PROBLEM DESCRIPTION - Search term "Choice": copy each line of the data containing it.

SUPPLIED ENTRIES -
·····

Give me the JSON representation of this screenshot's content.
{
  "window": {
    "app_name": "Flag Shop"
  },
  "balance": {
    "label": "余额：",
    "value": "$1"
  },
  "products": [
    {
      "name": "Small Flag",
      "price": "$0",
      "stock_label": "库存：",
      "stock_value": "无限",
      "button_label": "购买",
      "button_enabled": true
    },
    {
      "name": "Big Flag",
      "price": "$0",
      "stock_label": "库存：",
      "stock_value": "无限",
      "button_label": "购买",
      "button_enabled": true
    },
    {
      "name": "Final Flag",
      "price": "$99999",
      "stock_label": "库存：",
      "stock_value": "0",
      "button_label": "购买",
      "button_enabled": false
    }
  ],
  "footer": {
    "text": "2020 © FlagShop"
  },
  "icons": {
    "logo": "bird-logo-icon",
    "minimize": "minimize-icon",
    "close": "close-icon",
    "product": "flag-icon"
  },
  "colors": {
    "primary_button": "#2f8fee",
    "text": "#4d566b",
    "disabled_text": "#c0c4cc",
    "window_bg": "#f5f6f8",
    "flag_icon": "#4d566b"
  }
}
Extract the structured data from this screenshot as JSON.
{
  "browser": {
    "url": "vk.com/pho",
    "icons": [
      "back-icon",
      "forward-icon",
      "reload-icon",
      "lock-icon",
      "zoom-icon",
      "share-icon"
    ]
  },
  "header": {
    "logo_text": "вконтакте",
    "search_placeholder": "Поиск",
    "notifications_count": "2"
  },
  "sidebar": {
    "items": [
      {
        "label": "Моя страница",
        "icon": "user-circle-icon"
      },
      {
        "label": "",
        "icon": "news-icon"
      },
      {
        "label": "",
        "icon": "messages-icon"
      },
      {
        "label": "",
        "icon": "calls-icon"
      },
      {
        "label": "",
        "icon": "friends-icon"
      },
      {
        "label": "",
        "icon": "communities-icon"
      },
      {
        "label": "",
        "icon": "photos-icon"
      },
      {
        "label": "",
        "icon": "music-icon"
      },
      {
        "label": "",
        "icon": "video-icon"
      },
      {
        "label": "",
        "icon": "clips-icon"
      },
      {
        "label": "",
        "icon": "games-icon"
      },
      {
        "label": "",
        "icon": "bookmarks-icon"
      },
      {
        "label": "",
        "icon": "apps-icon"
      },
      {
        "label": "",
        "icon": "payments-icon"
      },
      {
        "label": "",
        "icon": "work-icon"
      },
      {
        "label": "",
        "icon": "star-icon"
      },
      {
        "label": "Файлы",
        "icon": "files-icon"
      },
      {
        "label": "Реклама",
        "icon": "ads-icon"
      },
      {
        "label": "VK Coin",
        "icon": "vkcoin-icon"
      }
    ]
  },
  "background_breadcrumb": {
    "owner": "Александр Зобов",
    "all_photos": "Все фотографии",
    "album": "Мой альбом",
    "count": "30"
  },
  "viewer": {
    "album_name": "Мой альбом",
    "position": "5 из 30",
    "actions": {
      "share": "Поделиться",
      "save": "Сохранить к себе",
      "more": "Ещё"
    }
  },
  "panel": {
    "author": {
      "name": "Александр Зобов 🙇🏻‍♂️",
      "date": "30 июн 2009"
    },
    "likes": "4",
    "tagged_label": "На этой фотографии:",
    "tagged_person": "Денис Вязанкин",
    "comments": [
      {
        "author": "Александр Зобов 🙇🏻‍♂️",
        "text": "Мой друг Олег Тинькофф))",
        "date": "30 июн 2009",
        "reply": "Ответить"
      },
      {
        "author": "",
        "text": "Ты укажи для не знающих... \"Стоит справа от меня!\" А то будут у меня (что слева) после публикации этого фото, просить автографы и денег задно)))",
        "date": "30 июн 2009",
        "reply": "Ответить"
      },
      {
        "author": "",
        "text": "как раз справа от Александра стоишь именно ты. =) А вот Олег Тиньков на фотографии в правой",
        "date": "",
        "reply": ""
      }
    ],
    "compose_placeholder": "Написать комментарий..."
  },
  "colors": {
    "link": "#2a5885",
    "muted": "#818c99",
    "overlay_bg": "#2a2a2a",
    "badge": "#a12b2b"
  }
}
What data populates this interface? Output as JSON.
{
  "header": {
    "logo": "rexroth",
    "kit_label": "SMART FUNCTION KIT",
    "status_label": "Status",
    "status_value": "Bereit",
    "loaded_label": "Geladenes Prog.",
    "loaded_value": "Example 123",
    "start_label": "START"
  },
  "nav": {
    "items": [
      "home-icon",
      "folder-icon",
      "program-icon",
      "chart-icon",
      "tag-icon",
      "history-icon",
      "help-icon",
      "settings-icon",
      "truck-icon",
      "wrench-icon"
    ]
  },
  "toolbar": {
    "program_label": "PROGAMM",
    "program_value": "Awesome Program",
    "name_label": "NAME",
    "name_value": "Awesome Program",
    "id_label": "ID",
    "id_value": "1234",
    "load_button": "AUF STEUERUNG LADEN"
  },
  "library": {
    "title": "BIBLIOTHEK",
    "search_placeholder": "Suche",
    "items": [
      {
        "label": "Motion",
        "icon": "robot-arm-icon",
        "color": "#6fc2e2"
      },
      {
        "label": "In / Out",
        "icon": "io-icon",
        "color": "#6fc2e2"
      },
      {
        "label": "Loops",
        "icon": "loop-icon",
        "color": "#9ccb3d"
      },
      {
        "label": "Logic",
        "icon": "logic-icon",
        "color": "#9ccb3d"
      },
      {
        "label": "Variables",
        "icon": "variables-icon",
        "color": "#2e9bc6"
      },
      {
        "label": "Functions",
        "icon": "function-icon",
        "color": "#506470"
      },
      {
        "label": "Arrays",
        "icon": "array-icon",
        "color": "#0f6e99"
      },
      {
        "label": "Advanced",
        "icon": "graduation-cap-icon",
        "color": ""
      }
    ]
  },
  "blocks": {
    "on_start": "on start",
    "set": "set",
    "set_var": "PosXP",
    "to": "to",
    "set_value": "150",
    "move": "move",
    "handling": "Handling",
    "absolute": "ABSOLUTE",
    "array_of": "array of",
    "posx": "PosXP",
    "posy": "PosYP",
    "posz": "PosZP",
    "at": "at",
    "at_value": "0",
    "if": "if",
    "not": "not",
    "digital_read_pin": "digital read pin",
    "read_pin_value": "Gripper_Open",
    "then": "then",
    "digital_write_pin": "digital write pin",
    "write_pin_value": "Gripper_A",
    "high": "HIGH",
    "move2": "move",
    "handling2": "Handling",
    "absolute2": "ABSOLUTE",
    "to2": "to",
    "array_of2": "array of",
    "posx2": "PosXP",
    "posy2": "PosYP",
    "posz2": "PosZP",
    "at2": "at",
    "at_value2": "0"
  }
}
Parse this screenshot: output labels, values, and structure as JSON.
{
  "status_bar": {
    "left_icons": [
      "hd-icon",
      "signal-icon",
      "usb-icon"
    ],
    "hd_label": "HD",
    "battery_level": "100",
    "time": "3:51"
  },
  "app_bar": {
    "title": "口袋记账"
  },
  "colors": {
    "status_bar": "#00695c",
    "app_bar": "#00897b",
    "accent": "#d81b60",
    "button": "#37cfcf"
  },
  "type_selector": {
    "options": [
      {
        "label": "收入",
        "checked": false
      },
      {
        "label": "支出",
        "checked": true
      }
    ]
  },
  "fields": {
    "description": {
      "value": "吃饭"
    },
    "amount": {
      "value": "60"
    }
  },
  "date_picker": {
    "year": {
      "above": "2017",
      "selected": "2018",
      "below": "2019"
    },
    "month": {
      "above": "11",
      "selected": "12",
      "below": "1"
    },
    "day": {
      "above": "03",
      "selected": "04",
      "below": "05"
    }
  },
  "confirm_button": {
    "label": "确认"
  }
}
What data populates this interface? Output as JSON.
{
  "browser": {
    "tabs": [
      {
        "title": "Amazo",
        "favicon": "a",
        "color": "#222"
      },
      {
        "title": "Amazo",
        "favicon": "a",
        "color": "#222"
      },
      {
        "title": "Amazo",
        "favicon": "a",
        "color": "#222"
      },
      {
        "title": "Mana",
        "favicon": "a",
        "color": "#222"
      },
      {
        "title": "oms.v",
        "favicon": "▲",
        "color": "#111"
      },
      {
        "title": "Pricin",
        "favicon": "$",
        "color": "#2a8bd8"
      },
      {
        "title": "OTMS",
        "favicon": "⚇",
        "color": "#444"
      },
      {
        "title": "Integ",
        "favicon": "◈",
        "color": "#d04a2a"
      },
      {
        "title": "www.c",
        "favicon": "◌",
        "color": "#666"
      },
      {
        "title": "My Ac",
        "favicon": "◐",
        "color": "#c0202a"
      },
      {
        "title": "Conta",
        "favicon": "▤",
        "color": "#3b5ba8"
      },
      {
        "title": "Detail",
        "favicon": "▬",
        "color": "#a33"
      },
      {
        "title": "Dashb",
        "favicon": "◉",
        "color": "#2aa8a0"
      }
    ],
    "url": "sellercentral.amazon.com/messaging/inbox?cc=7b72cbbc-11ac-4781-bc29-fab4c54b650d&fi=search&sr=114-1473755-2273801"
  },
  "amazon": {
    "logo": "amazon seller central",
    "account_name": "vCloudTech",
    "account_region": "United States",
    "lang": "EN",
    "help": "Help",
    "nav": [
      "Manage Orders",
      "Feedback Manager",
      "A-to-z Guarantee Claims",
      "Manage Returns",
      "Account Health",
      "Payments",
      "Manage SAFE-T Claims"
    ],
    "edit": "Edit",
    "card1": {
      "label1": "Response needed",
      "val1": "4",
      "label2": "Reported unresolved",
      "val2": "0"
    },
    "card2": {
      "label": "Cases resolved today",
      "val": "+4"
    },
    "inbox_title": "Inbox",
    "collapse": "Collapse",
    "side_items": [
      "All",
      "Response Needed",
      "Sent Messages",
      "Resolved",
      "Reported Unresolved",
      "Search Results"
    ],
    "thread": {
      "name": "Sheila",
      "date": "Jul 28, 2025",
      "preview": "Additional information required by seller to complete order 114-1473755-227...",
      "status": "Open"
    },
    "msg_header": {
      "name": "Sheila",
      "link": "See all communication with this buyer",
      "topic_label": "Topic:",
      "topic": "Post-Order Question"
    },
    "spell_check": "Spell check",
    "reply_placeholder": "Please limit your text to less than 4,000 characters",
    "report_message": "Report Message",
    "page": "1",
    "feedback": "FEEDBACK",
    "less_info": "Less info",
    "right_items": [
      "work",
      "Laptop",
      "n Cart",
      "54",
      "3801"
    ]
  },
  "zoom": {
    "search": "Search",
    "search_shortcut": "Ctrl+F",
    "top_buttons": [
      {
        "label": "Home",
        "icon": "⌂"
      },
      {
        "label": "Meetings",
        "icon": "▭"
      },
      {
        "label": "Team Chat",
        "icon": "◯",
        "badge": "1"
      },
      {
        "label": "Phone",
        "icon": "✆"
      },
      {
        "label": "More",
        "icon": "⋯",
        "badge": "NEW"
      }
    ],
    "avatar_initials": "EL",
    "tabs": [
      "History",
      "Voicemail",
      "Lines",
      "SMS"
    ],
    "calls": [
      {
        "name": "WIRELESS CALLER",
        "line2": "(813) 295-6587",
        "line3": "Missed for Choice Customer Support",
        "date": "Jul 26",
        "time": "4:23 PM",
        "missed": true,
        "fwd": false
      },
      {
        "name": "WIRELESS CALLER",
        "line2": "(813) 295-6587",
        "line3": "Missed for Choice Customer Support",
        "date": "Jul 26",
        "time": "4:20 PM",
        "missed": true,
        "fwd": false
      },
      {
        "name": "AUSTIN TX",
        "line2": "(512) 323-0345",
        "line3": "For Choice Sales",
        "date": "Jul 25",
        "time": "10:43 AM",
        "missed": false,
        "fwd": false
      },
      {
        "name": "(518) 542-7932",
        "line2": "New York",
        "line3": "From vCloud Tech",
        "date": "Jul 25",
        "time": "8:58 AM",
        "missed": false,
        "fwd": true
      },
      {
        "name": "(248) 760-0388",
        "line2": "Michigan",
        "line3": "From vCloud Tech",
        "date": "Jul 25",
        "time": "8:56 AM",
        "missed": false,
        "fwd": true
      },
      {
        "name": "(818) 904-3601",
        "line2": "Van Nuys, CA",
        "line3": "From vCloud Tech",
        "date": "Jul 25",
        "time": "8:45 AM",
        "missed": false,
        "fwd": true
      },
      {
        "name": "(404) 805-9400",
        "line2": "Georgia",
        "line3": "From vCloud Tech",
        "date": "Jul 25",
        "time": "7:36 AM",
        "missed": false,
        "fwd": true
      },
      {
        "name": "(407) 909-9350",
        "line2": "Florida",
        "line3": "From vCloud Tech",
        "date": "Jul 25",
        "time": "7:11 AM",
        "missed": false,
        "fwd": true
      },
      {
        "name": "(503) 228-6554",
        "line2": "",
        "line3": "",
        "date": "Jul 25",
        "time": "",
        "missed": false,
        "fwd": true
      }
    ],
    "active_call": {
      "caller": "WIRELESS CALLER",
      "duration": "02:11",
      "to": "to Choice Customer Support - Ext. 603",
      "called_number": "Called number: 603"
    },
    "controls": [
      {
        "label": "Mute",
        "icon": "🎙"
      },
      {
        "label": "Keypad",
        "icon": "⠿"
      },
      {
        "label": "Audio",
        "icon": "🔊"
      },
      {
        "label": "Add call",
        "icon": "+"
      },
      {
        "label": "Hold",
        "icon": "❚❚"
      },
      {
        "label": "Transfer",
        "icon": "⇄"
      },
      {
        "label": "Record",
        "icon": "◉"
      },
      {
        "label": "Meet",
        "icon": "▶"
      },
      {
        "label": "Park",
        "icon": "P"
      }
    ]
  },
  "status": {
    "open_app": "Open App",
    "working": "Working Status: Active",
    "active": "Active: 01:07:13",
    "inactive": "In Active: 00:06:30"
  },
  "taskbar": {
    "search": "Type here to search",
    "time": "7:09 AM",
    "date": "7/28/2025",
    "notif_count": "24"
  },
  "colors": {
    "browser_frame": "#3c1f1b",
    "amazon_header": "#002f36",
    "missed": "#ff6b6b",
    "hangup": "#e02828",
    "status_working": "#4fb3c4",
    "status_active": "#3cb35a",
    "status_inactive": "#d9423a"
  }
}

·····

OUTPUT FOR THIS TASK -
        "line3": "Missed for Choice Customer Support",
        "line3": "Missed for Choice Customer Support",
        "line3": "For Choice Sales",
      "to": "to Choice Customer Support - Ext. 603",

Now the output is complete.